◆ **Exercise objective**
Beginning with the first entry, set down each one exactly as shown.

◆ **Available data**
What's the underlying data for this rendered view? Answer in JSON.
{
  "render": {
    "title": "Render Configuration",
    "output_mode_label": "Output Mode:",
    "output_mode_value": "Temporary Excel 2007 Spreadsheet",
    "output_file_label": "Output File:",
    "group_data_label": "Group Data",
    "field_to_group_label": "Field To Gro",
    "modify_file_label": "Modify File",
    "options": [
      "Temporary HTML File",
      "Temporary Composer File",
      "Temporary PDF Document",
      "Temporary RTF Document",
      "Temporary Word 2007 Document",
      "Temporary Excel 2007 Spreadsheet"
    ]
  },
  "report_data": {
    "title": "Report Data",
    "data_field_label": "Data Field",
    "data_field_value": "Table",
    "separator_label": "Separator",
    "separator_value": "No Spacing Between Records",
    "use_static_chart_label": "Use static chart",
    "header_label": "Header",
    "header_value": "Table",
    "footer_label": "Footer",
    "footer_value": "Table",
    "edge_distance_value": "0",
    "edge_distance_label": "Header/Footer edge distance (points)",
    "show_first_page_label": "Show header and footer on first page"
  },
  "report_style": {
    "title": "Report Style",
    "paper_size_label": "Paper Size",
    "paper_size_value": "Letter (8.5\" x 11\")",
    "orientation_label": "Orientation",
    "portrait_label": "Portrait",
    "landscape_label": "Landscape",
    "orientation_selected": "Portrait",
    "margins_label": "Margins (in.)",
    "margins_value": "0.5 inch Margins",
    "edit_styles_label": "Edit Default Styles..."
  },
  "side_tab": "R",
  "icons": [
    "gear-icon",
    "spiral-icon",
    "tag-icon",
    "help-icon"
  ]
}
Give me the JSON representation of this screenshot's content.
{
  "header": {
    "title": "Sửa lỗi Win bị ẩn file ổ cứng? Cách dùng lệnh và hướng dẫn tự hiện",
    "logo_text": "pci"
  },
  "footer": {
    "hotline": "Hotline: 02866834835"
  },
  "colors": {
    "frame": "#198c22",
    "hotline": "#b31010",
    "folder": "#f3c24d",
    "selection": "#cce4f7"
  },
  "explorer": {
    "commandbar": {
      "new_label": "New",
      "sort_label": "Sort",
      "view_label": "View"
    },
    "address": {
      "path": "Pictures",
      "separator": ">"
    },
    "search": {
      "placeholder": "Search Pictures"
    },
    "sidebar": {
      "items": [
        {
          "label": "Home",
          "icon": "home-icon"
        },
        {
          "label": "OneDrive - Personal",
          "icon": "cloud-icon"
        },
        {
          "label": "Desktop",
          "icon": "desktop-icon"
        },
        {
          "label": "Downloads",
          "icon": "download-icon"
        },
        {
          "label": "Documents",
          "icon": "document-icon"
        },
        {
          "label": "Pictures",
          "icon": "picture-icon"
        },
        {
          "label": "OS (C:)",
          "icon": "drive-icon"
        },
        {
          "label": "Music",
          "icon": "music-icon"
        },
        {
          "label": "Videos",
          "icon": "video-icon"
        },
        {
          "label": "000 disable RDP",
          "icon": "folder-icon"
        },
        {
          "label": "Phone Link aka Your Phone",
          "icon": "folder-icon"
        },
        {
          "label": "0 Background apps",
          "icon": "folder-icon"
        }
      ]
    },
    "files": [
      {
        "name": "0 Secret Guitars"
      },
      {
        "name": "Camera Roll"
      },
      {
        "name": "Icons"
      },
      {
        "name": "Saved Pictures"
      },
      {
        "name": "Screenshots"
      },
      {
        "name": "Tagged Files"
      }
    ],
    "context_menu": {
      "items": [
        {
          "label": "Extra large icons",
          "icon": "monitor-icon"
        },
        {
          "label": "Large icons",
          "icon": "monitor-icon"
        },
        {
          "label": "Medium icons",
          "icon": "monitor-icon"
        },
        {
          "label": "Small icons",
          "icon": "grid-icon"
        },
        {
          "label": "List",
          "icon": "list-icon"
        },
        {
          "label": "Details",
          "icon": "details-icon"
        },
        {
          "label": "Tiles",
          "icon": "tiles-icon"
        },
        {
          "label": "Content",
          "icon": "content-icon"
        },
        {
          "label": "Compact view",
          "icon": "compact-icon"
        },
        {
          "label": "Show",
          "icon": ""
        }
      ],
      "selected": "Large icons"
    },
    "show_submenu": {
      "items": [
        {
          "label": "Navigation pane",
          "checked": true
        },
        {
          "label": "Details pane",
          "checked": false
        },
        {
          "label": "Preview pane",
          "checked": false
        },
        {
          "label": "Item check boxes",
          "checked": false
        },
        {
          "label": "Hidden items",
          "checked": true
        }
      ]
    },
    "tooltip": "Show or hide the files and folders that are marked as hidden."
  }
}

◆ **Answer box**
What's the underlying data for this rendered view? Answer in JSON.
{
  "render": {
    "title": "Render Configuration",
    "output_mode_label": "Output Mode:",
    "output_mode_value": "Temporary Excel 2007 Spreadsheet",
    "output_file_label": "Output File:",
    "group_data_label": "Group Data",
    "field_to_group_label": "Field To Gro",
    "modify_file_label": "Modify File",
    "options": [
      "Temporary HTML File",
      "Temporary Composer File",
      "Temporary PDF Document",
      "Temporary RTF Document",
      "Temporary Word 2007 Document",
      "Temporary Excel 2007 Spreadsheet"
    ]
  },
  "report_data": {
    "title": "Report Data",
    "data_field_label": "Data Field",
    "data_field_value": "Table",
    "separator_label": "Separator",
    "separator_value": "No Spacing Between Records",
    "use_static_chart_label": "Use static chart",
    "header_label": "Header",
    "header_value": "Table",
    "footer_label": "Footer",
    "footer_value": "Table",
    "edge_distance_value": "0",
    "edge_distance_label": "Header/Footer edge distance (points)",
    "show_first_page_label": "Show header and footer on first page"
  },
  "report_style": {
    "title": "Report Style",
    "paper_size_label": "Paper Size",
    "paper_size_value": "Letter (8.5\" x 11\")",
    "orientation_label": "Orientation",
    "portrait_label": "Portrait",
    "landscape_label": "Landscape",
    "orientation_selected": "Portrait",
    "margins_label": "Margins (in.)",
    "margins_value": "0.5 inch Margins",
    "edit_styles_label": "Edit Default Styles..."
  },
  "side_tab": "R",
  "icons": [
    "gear-icon",
    "spiral-icon",
    "tag-icon",
    "help-icon"
  ]
}
Give me the JSON representation of this screenshot's content.
{
  "header": {
    "title": "Sửa lỗi Win bị ẩn file ổ cứng? Cách dùng lệnh và hướng dẫn tự hiện",
    "logo_text": "pci"
  },
  "footer": {
    "hotline": "Hotline: 02866834835"
  },
  "colors": {
    "frame": "#198c22",
    "hotline": "#b31010",
    "folder": "#f3c24d",
    "selection": "#cce4f7"
  },
  "explorer": {
    "commandbar": {
      "new_label": "New",
      "sort_label": "Sort",
      "view_label": "View"
    },
    "address": {
      "path": "Pictures",
      "separator": ">"
    },
    "search": {
      "placeholder": "Search Pictures"
    },
    "sidebar": {
      "items": [
        {
          "label": "Home",
          "icon": "home-icon"
        },
        {
          "label": "OneDrive - Personal",
          "icon": "cloud-icon"
        },
        {
          "label": "Desktop",
          "icon": "desktop-icon"
        },
        {
          "label": "Downloads",
          "icon": "download-icon"
        },
        {
          "label": "Documents",
          "icon": "document-icon"
        },
        {
          "label": "Pictures",
          "icon": "picture-icon"
        },
        {
          "label": "OS (C:)",
          "icon": "drive-icon"
        },
        {
          "label": "Music",
          "icon": "music-icon"
        },
        {
          "label": "Videos",
          "icon": "video-icon"
        },
        {
          "label": "000 disable RDP",
          "icon": "folder-icon"
        },
        {
          "label": "Phone Link aka Your Phone",
          "icon": "folder-icon"
        },
        {
          "label": "0 Background apps",
          "icon": "folder-icon"
        }
      ]
    },
    "files": [
      {
        "name": "0 Secret Guitars"
      },
      {
        "name": "Camera Roll"
      },
      {
        "name": "Icons"
      },
      {
        "name": "Saved Pictures"
      },
      {
        "name": "Screenshots"
      },
      {
        "name": "Tagged Files"
      }
    ],
    "context_menu": {
      "items": [
        {
          "label": "Extra large icons",
          "icon": "monitor-icon"
        },
        {
          "label": "Large icons",
          "icon": "monitor-icon"
        },
        {
          "label": "Medium icons",
          "icon": "monitor-icon"
        },
        {
          "label": "Small icons",
          "icon": "grid-icon"
        },
        {
          "label": "List",
          "icon": "list-icon"
        },
        {
          "label": "Details",
          "icon": "details-icon"
        },
        {
          "label": "Tiles",
          "icon": "tiles-icon"
        },
        {
          "label": "Content",
          "icon": "content-icon"
        },
        {
          "label": "Compact view",
          "icon": "compact-icon"
        },
        {
          "label": "Show",
          "icon": ""
        }
      ],
      "selected": "Large icons"
    },
    "show_submenu": {
      "items": [
        {
          "label": "Navigation pane",
          "checked": true
        },
        {
          "label": "Details pane",
          "checked": false
        },
        {
          "label": "Preview pane",
          "checked": false
        },
        {
          "label": "Item check boxes",
          "checked": false
        },
        {
          "label": "Hidden items",
          "checked": true
        }
      ]
    },
    "tooltip": "Show or hide the files and folders that are marked as hidden."
  }
}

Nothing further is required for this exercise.